  1. @Anmitsu
    In my work life I use the 110 on an on again off again basis. There are months that I use it with a co-worker multiple times in a month. There are months where I use it solo. I can not be certain that I will use it for 4 on-way trips in any one month. In my personally life, I use it less than 1 trip a month (but when I do it is often with someone.) My employer will -*not*- pay for a FasTrak. It is not a ‘hardship’ to make x number of trips a month, I am likely not to even use the 110 that number of times in a set month. When travelling with a co-worker, since the expresslanes have opened, there have been times I have opted for the 405 vs. 110, because I could use the carpool lane on the 405.


  2. Matt,

    Tax dollars don’t have to be used to fund transponders from infrequent users, it can be funded alone from the vastly increased number of infrequent users who will start using the Express Lanes if they get rid of this stupid maintenance fee.

    Besides, what’s the basis of the $3? Why isn’t it $10? Why isn’t it $1? Where did they pull off the $3 amount from? They pretty much just drew this amount from a hat or something. Metro has been never clear on the basis of this “hidden tax” or “fee” or whatever they want to call this.


  3. Just to put the above data in perspective:
    * Carpool use of the lanes has dropped by over 42%. This is a terrible development.
    * Although the express lanes are moving a little faster than before, the regular lanes are moving slower. This is almost certainly due to carpoolers who can no longer use the carpool lane because they don’t have a transponder.
    * Approximately 7% of the drivers in the lanes receive citations for using the lanes without a transponder. (Many of these folks are likely carpoolers.)
    * Metro is bizarrely and inexplicably excited about the above developments.

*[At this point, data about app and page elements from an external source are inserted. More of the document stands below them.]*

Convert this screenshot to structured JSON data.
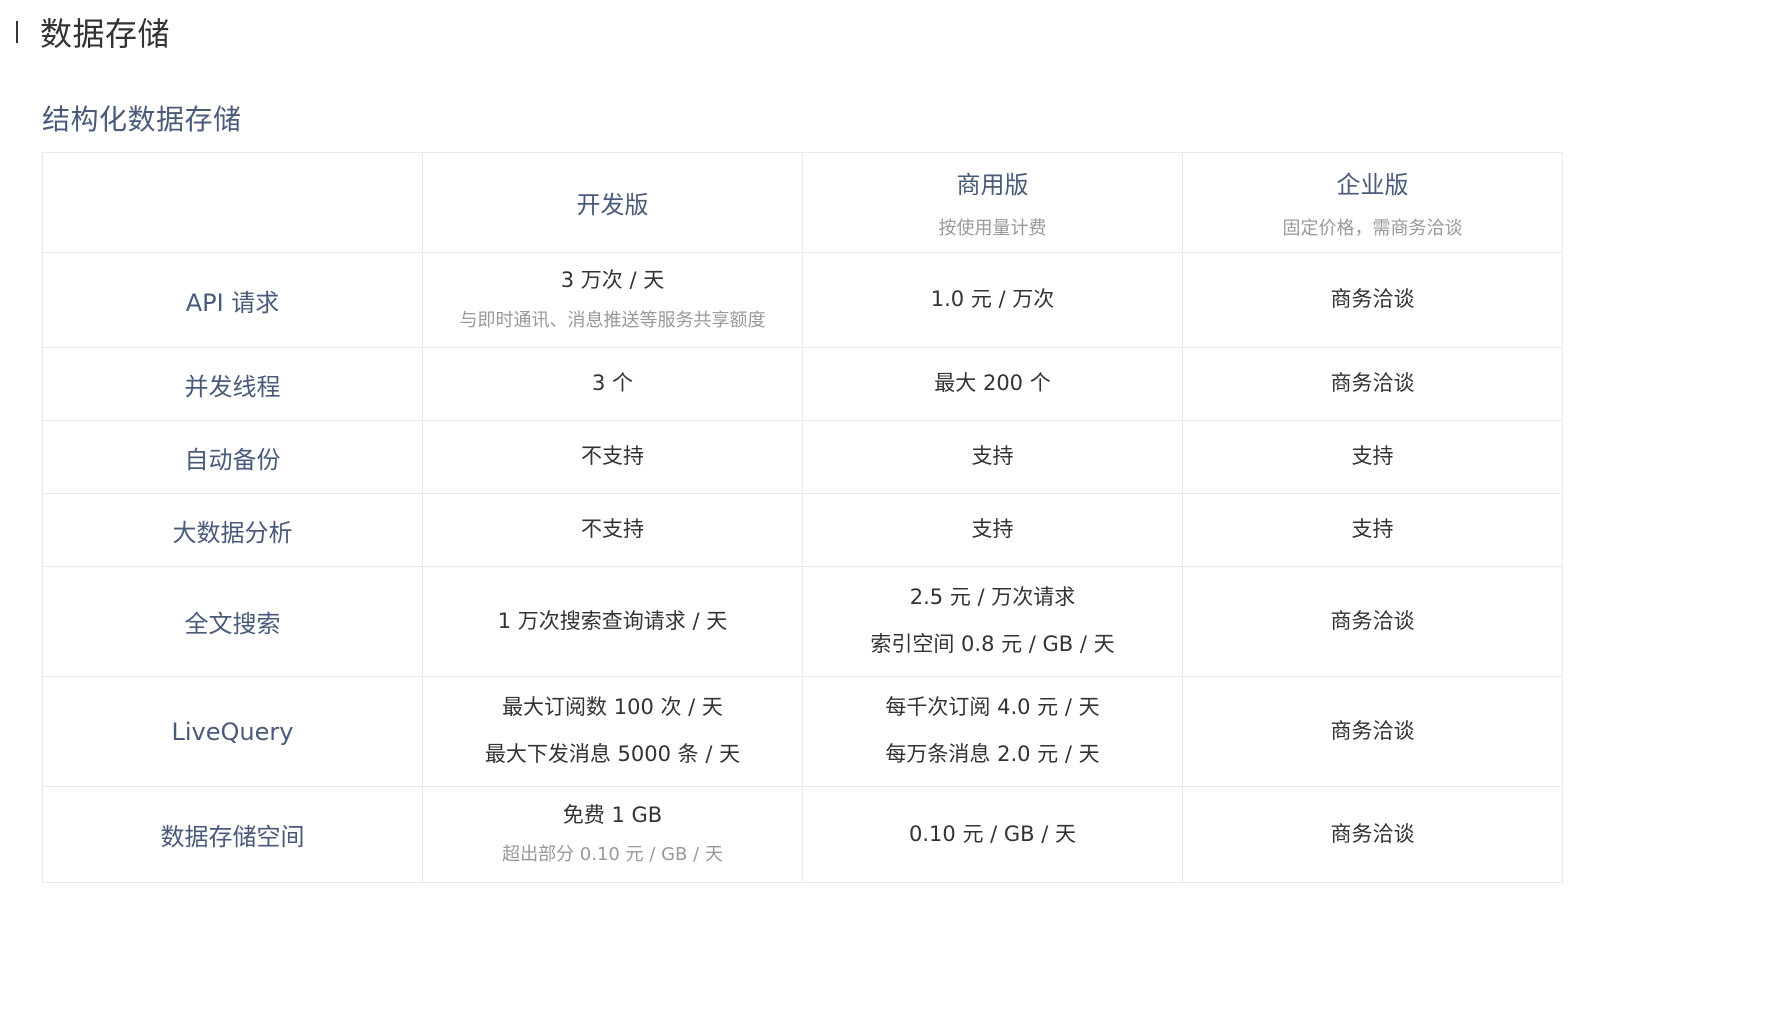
{
  "section": {
    "title": "数据存储"
  },
  "subsection": {
    "title": "结构化数据存储"
  },
  "table": {
    "headers": [
      {
        "name": "",
        "sub": ""
      },
      {
        "name": "开发版",
        "sub": ""
      },
      {
        "name": "商用版",
        "sub": "按使用量计费"
      },
      {
        "name": "企业版",
        "sub": "固定价格，需商务洽谈"
      }
    ],
    "rows": [
      {
        "label": "API 请求",
        "dev": {
          "main": "3 万次 / 天",
          "note": "与即时通讯、消息推送等服务共享额度"
        },
        "commercial": {
          "main": "1.0 元 / 万次"
        },
        "enterprise": {
          "main": "商务洽谈"
        }
      },
      {
        "label": "并发线程",
        "dev": {
          "main": "3 个"
        },
        "commercial": {
          "main": "最大 200 个"
        },
        "enterprise": {
          "main": "商务洽谈"
        }
      },
      {
        "label": "自动备份",
        "dev": {
          "main": "不支持"
        },
        "commercial": {
          "main": "支持"
        },
        "enterprise": {
          "main": "支持"
        }
      },
      {
        "label": "大数据分析",
        "dev": {
          "main": "不支持"
        },
        "commercial": {
          "main": "支持"
        },
        "enterprise": {
          "main": "支持"
        }
      },
      {
        "label": "全文搜索",
        "dev": {
          "main": "1 万次搜索查询请求 / 天"
        },
        "commercial": {
          "main": "2.5 元 / 万次请求",
          "line2": "索引空间 0.8 元 / GB / 天"
        },
        "enterprise": {
          "main": "商务洽谈"
        }
      },
      {
        "label": "LiveQuery",
        "dev": {
          "main": "最大订阅数 100 次 / 天",
          "line2": "最大下发消息 5000 条 / 天"
        },
        "commercial": {
          "main": "每千次订阅 4.0 元 / 天",
          "line2": "每万条消息 2.0 元 / 天"
        },
        "enterprise": {
          "main": "商务洽谈"
        }
      },
      {
        "label": "数据存储空间",
        "dev": {
          "main": "免费 1 GB",
          "note": "超出部分 0.10 元 / GB / 天"
        },
        "commercial": {
          "main": "0.10 元 / GB / 天"
        },
        "enterprise": {
          "main": "商务洽谈"
        }
      }
    ]
  }
}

  4. SMV: Sorry, but it is you that are missing the point. While it is true that the El Monte Busway was built primarily for buses (thus the name), the Harbor Freeway Transit Lanes were designed to be for multiple kinds of HOV vehicles. That’s why they have multiple entrances and exits and the flyover from the 110 southbound to the 105 northbound. The purpose of HOV lanes is to make TRANSIT more efficient, not simply facilitate bus traffic. That was one reason for converting the El Monte Busway into a HOV lane. Having it as a busway only was always an inefficient use of traffic lanes.